Wednesday, October 23, 2013
With the various health issues, family health care issues, long work hours, economic issues (cost of groceries, gas and medical care) and home repair issues, it is often easy to find ourselves isolated and detached from our friends and neighbors. Since I've experienced several of these issues recently, I've decided to come up with a viable plan to help me cope with any unexpected situations that result in me being/feeling isolated from other people. Here is what I came up with:
1.) Let other trusted people know what is going on and establish a list of family, friends and neighbors with whom you can call or visit. In this age of technology, my number one need is to talk and/or see another human being in person. They can either come to me or I can go to them. Either way, the human touch is my A#1 choice for coping.
2.) Seek out your spiritual leader. Most ministers, rabbis, priests, pastors etc. are available to their congregations for home or hospital calls. You just have to pick up the phone and call or speak to one of them after your religious services. Spiritual leaders also know who to contact for help in your community, if you have an issue of needed outside help.
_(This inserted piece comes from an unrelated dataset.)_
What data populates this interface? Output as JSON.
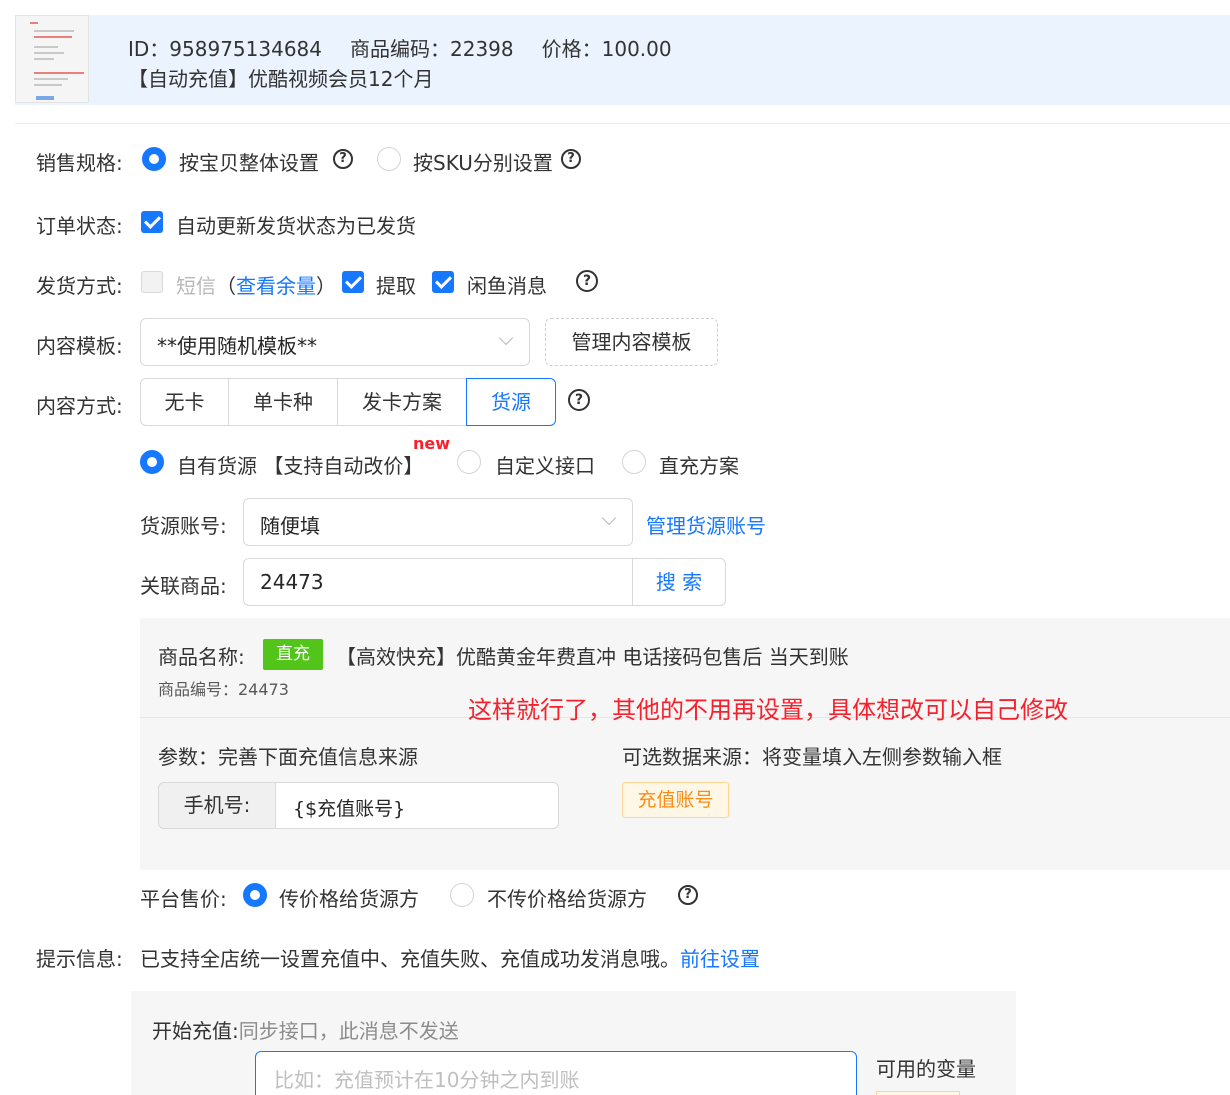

Many religious organizations offer counseling, social events, volunteering opportunities and other religious functions.
3.) If you have a mode of transportation and can physically get out of the house, many area hospitals offer support groups which you may find helpful in your particular situation. They also have education classes (usually free) on a variety of topics.
4.) If you have a mode of transportation and can physically get out of the house, many areas have a public library with computer hub, book clubs, education classes, craft classes and other resources available.
5.) Many school systems offer adult education, some colleges offer online educations (some of these are even free!) and many cities and/or counties offer a variety of classes through their recreation and parks departments. Some offer programs for senior citizens, job fairs and community boards. The local Chamber of Commerce frequently offers programs for a variety of businesses as well as classes and social activities. Many post local activities on their web sites.
6.) If you don't have transportation, calling the city, county or state that you live in may give you information on bus lines, handicapped transportation and organizations who volunteer to drive people to various locations. Family, friends and neighbors are also usually good about offering rides, especially if you offer to pay something toward the cost of gas.
7.) If for some reason you can't leave the house or are in a hospital setting, please let your family, friends, neighbors and spiritual counselor know. Most people are only too glad to offer support if they know that you are in need of it. During my last two surgeries, friends and neighbors came to visit me. Many of them brought dinners so that my hubby wouldn't have to both take care of me and spend time shopping and cooking. We were both so very grateful to everyone.
8.) If some other reason keeps you isolated, take heart. Seeking out Spark Friends, the message boards here at Spark People, writing blogs, reading other Spark blogs can offer you support via the internet. I have met many people through our local Spark Team and we get together once a month for dinner. (I helped to start our local team with another person in our area. It was actually her idea and I ran with it) If there isn't a local Spark Team in your area, you can take the bull by the horns and start one yourself with a few of your friends or co-workers. You can also look up your State Spark team and ask on the team boards if anyone lives in your area. That would be another way to get some face to face support.
9.) I started going to our local Weight Watchers meetings, which offers unlimited meeting opportunities. I can go every day if I feel the need for support with my goals during my weight loss journey. For me, I like the idea that if I feel alone and in need of support, I just look the meeting times up on their web site and off I go! There are many other organizations that offer something similar. Be aware that most of them charge a weekly or monthly fee unlike Spark People which is free. Again, the human element here is what appeals to me when I'm feeling isolated for what ever reason.
10.) If all else fails, I turn to doing crafts and look for classes in making simple items at the local craft store. Or, I go to the local indoor pool at the Y and attend water classes, Zumba classes, Silver Sneakers, yoga, monthly lunches, workout on the machines or watch demonstrations of different classes. Many of the things I learn, I can in turn take back home with me and do on my own. I am on the member contact lists for several of my water classes. When people don't hear from me for a while, I will often get a call or email, asking if I'm okay. It goes a long way to help me fight isolation!
I hope my list of strategies strikes a bell with some of you out there. The biggest hurdle I've encountered with combating isolation is swallowing my false sense of pride and independence and picking up the telephone to let others know my situation. I've learned over the past 5 years that other people are not mind readers. If I have needs, I have to make them known, otherwise those needs will remain unfulfilled.